**Information given:**
========

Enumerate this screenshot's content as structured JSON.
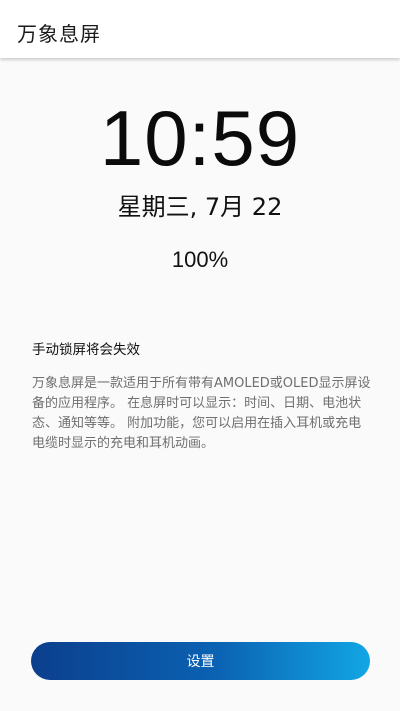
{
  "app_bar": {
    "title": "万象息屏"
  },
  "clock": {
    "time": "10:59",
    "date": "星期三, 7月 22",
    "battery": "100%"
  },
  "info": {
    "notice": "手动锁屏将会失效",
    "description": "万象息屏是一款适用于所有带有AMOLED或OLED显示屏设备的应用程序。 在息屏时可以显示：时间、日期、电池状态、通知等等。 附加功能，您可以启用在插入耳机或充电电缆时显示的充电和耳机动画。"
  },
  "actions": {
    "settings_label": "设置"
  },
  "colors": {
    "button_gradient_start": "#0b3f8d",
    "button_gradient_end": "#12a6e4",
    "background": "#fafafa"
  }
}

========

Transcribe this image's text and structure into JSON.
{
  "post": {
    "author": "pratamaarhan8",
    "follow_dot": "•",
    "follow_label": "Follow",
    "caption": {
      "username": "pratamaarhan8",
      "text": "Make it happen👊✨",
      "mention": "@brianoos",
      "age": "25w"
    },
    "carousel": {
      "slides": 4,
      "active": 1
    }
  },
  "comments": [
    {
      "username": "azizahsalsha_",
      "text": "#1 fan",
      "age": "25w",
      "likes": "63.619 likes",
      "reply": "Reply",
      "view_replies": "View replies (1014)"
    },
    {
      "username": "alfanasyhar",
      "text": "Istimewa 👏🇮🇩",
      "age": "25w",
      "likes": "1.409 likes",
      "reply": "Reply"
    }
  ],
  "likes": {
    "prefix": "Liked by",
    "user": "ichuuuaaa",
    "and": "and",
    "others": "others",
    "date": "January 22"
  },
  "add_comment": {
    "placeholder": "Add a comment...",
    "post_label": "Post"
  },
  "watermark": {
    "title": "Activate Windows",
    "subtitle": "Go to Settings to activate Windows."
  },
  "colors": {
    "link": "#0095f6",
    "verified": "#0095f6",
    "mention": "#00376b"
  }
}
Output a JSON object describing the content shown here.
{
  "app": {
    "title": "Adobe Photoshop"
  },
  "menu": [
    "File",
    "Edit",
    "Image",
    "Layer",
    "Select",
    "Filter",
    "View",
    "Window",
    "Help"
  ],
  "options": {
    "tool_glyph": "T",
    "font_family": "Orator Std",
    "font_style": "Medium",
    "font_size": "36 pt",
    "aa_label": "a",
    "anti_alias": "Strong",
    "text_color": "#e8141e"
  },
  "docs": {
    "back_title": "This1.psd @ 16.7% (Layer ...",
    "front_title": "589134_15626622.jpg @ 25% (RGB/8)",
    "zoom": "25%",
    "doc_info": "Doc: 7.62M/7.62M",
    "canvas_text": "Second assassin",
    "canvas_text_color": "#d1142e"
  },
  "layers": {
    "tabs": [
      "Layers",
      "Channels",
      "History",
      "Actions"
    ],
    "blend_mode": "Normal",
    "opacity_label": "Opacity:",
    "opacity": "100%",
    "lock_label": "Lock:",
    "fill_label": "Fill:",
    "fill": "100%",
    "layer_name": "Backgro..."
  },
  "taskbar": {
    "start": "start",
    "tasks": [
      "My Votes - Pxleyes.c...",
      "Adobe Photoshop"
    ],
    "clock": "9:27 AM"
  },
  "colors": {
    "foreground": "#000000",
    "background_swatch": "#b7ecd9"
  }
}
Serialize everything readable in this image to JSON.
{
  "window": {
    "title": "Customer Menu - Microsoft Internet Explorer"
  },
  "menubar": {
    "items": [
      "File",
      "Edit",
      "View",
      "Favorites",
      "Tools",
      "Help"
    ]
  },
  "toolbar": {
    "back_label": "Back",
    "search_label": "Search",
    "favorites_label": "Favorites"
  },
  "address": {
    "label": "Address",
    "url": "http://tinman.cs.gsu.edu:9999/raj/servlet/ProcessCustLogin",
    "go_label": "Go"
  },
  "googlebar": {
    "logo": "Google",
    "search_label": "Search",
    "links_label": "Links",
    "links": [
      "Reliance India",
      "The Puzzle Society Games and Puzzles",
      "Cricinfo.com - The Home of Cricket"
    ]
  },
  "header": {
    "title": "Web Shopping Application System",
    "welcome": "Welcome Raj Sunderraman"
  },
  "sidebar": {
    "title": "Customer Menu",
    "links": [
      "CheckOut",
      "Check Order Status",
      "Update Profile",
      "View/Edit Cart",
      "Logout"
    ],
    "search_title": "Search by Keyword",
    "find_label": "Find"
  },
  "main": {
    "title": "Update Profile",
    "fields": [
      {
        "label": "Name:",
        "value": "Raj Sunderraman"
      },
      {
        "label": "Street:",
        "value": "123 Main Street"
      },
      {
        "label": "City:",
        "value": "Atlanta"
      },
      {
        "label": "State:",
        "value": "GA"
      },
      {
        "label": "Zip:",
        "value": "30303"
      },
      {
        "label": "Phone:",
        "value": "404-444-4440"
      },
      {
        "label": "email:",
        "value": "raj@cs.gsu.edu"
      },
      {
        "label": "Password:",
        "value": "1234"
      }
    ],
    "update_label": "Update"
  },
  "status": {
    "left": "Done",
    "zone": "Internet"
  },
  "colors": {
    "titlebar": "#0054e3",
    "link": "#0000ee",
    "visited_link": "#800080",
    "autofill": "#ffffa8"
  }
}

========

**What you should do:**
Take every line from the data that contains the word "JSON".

**Answer to this exercise:**
Enumerate this screenshot's content as structured JSON.
Transcribe this image's text and structure into JSON.
Output a JSON object describing the content shown here.
Serialize everything readable in this image to JSON.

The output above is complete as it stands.